|Honest he looked like Martin Johnson|
In the cellars, cold and bracing, straight from the lager tanks a metal jug of dark beer is handed round — it’s only 3.9% but one of the best Czech dark beers I have had: sweet mocha coffee, chocolate, great body and utterly drinkable, even though it’s only 10am. Yum. I’ll have some more if you don’t mind — we stand there in the cold, the four of us, talking and handing the metal jug around like some holy benediction. And then in the brew house I start asking the inevitable questions. Double decoction? Check (or Czech even). Why I ask. ‘Because it’s tradition and we can.’ And as I sit here remembering my travels I think on how the theme of the week was tradition.
On the Monday I had been in U Medvidku in Prague, a hotel, bar, restaurant and microbrewery rolled into one, formerly a favoured Budvar tap in the city that seems to think that Staropramen is a decent beer (unrefined, inelegant, rough, but trying to be something else — Joey Barton in a glass perhaps). It’s a small brewery. The brew master bottles by hand and the wort is initially cooled in an open cool ship (small though). ‘The idea behind the brewery was not to produce small amounts of beer, but to show how beer could be produced the traditional way.’ Again that word: traditional.

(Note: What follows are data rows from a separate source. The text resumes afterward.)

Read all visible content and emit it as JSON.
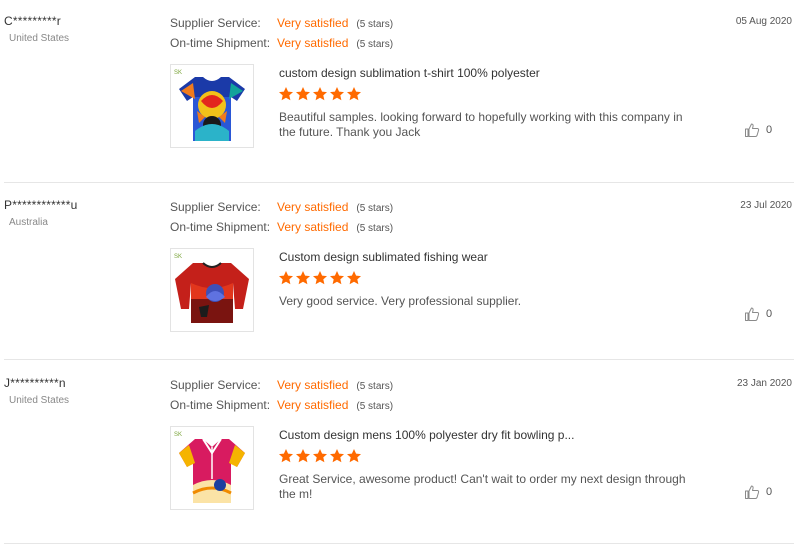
{
  "colors": {
    "accent": "#ff6a00",
    "star": "#ff6a00",
    "divider": "#e6e6e6"
  },
  "reviews": [
    {
      "buyer": "C*********r",
      "country": "United States",
      "date": "05 Aug 2020",
      "supplier_service": {
        "label": "Supplier Service:",
        "value": "Very satisfied",
        "stars": "(5 stars)"
      },
      "on_time_shipment": {
        "label": "On-time Shipment:",
        "value": "Very satisfied",
        "stars": "(5 stars)"
      },
      "product_title": "custom design sublimation t-shirt 100% polyester",
      "rating": 5,
      "text": "Beautiful samples. looking forward to hopefully working with this company in the future. Thank you Jack",
      "likes": "0",
      "thumb_icon": "colorful-tshirt-image"
    },
    {
      "buyer": "P************u",
      "country": "Australia",
      "date": "23 Jul 2020",
      "supplier_service": {
        "label": "Supplier Service:",
        "value": "Very satisfied",
        "stars": "(5 stars)"
      },
      "on_time_shipment": {
        "label": "On-time Shipment:",
        "value": "Very satisfied",
        "stars": "(5 stars)"
      },
      "product_title": "Custom design sublimated fishing wear",
      "rating": 5,
      "text": "Very good service. Very professional supplier.",
      "likes": "0",
      "thumb_icon": "red-fishing-shirt-image"
    },
    {
      "buyer": "J**********n",
      "country": "United States",
      "date": "23 Jan 2020",
      "supplier_service": {
        "label": "Supplier Service:",
        "value": "Very satisfied",
        "stars": "(5 stars)"
      },
      "on_time_shipment": {
        "label": "On-time Shipment:",
        "value": "Very satisfied",
        "stars": "(5 stars)"
      },
      "product_title": "Custom design mens 100% polyester dry fit bowling p...",
      "rating": 5,
      "text": "Great Service, awesome product! Can't wait to order my next design through the m!",
      "likes": "0",
      "thumb_icon": "bowling-shirt-image"
    }
  ]
}
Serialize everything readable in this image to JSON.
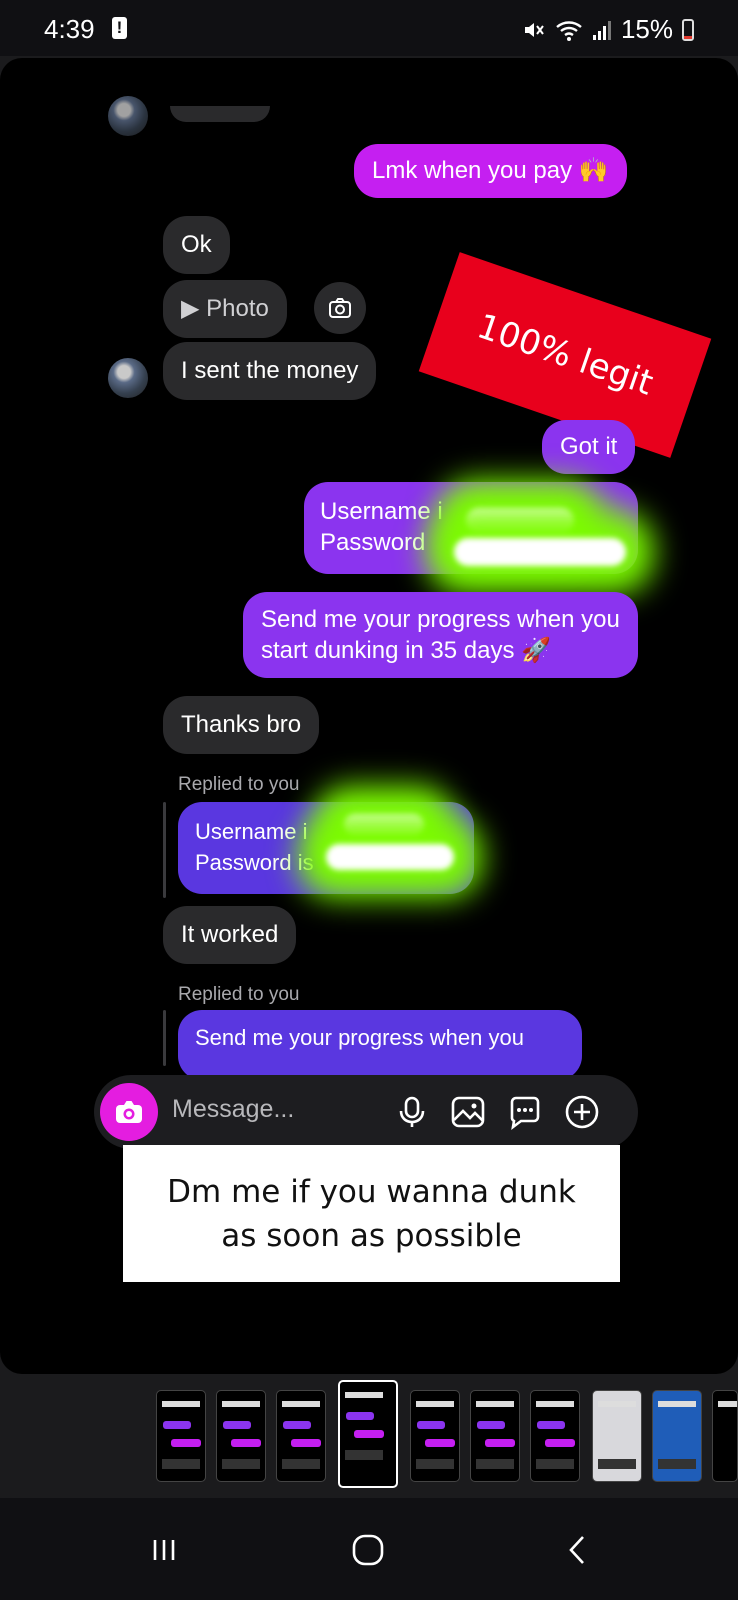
{
  "status": {
    "time": "4:39",
    "alert": "!",
    "battery": "15%"
  },
  "messages": {
    "lmk": "Lmk when you pay 🙌",
    "ok": "Ok",
    "photo": "▶ Photo",
    "sent": "I sent the money",
    "got_it": "Got it",
    "username_partial": "Username i",
    "password_partial": "Password",
    "progress": "Send me your progress when you start dunking in 35 days 🚀",
    "thanks": "Thanks bro",
    "replied_1": "Replied to you",
    "quote_username": "Username i",
    "quote_password": "Password is",
    "worked": "It worked",
    "replied_2": "Replied to you",
    "quote_progress": "Send me your progress when you"
  },
  "stickers": {
    "legit": "100% legit",
    "caption": "Dm me if you wanna dunk as soon as possible"
  },
  "composer": {
    "placeholder": "Message..."
  },
  "tray": {
    "thumbnail_count": 10
  },
  "icons": [
    "camera-icon",
    "mic-icon",
    "gallery-icon",
    "sticker-icon",
    "plus-icon",
    "recents-icon",
    "home-icon",
    "back-icon"
  ]
}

During a week spent travelling through the lagerlands of southern Bohemia by bus and train, on my own, hoping that hand gestures, bad German and — as a last resort — diagrams would get me through, the words traditional or tradition were ones I kept encountering. ‘Tradition is important,’ said Budvar brew master Adam Brok (where I finally got to try the water from deep down below the city — it was clean and limpid in the glass, the ghost of water, a blank sheet on which the colours of malt, hops and to a lesser extent yeast, could be expressed as if up on the catwalk). And then at Pivovar Poutnik in the town of Pelhrimov (a delightful little place) I was told that the production process was — you guessed it — ‘traditional’. Proper lagering. Though one of my hosts’ traditionalism stretched to him musing on his nostalgia for the communists. And then on the Saturday when I went to the Purkmistr festival, it seemed that tradition was put on a big bonfire and burnt — or was it?
|Brewhouse at Pivovar Kacov — they’ve got a good cleaner|
I might have only visited about a dozen Czech breweries but there’s a feeling that they are punctilious in their brewing regime, possibly slightly hemmed in by the tradition but on the other hand freed by the traditions to produce some of the best beer in the world (whether it be a 12˚ svetly lezak, rauchbier or IPA). A glass of Hubertus from Pivovar Kacov, at the brewery tap overlooking the river was a stunning delight: the glass was topped with a gorgeous dollop of foam, while the Saaz lemony expressiveness on the palate was sexy and suggestive. A grainy biscuity firmness added order to the licentiousness and the finish was crisp, dry and bittersweet. I could have sat on that terrace listening to the music of the river in the company of many more glasses of this beer, but I had to catch a bus in what felt like the Czech version of a Norfolk village (the ghostly sound of someone practising heavy metal riffs on an electric guitar had rumpled itself from one house as I walked down the main street earlier on).
Tradition can be decried as the dead hand holding the brake of progress, or it can be a partner in finding new ways in which one hopes to express ideas through whatever medium counts. And in this case the medium is brewing to which tradition still has a lot to give. Or in the words of TS Eliot: Tradition is not a dead load which we drag along with us... it is the soil in which the seeds of coming harvest are to be sown, and from which future harvests will be garnered.